• [Work order]:
Tally every line in the entries below that holds "Crop", then give only the total.

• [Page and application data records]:
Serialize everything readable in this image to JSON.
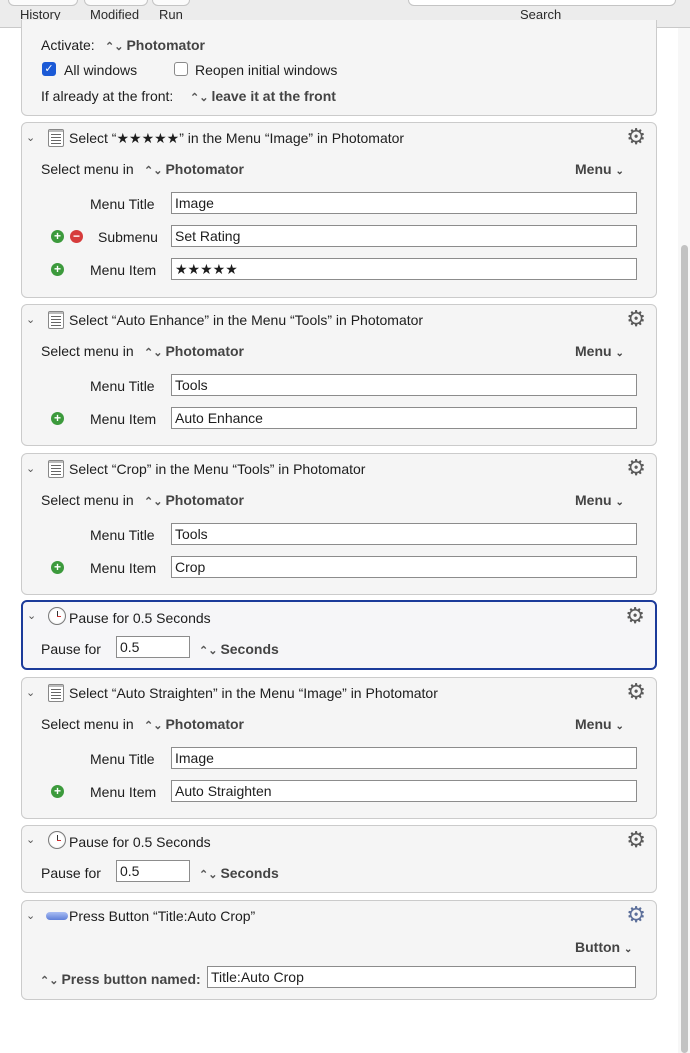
{
  "toolbar": {
    "history_label": "History",
    "modified_label": "Modified",
    "run_label": "Run",
    "search_label": "Search"
  },
  "activate_block": {
    "activate_label": "Activate:",
    "activate_app": "Photomator",
    "all_windows_label": "All windows",
    "all_windows_checked": true,
    "reopen_label": "Reopen initial windows",
    "reopen_checked": false,
    "front_label": "If already at the front:",
    "front_value": "leave it at the front"
  },
  "actions": [
    {
      "title": "Select “★★★★★” in the Menu “Image” in Photomator",
      "select_label": "Select menu in",
      "app": "Photomator",
      "menu_label": "Menu",
      "menu_title_label": "Menu Title",
      "menu_title_value": "Image",
      "submenu_label": "Submenu",
      "submenu_value": "Set Rating",
      "menu_item_label": "Menu Item",
      "menu_item_value": "★★★★★"
    },
    {
      "title": "Select “Auto Enhance” in the Menu “Tools” in Photomator",
      "select_label": "Select menu in",
      "app": "Photomator",
      "menu_label": "Menu",
      "menu_title_label": "Menu Title",
      "menu_title_value": "Tools",
      "menu_item_label": "Menu Item",
      "menu_item_value": "Auto Enhance"
    },
    {
      "title": "Select “Crop” in the Menu “Tools” in Photomator",
      "select_label": "Select menu in",
      "app": "Photomator",
      "menu_label": "Menu",
      "menu_title_label": "Menu Title",
      "menu_title_value": "Tools",
      "menu_item_label": "Menu Item",
      "menu_item_value": "Crop"
    },
    {
      "title": "Pause for 0.5 Seconds",
      "pause_label": "Pause for",
      "pause_value": "0.5",
      "unit": "Seconds"
    },
    {
      "title": "Select “Auto Straighten” in the Menu “Image” in Photomator",
      "select_label": "Select menu in",
      "app": "Photomator",
      "menu_label": "Menu",
      "menu_title_label": "Menu Title",
      "menu_title_value": "Image",
      "menu_item_label": "Menu Item",
      "menu_item_value": "Auto Straighten"
    },
    {
      "title": "Pause for 0.5 Seconds",
      "pause_label": "Pause for",
      "pause_value": "0.5",
      "unit": "Seconds"
    },
    {
      "title": "Press Button “Title:Auto Crop”",
      "button_menu_label": "Button",
      "press_label": "Press button named:",
      "press_value": "Title:Auto Crop"
    }
  ],
  "icons": {
    "chevron": "chevron-down-icon",
    "gear": "gear-icon",
    "menu": "menu-action-icon",
    "clock": "clock-icon",
    "button": "button-action-icon",
    "add": "plus-icon",
    "remove": "minus-icon"
  },
  "colors": {
    "selected_border": "#1c3b9a",
    "checkbox_on": "#1b5ad6",
    "add_green": "#3c9a3c",
    "remove_red": "#d63b3b"
  }
}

• [Task solution]:
4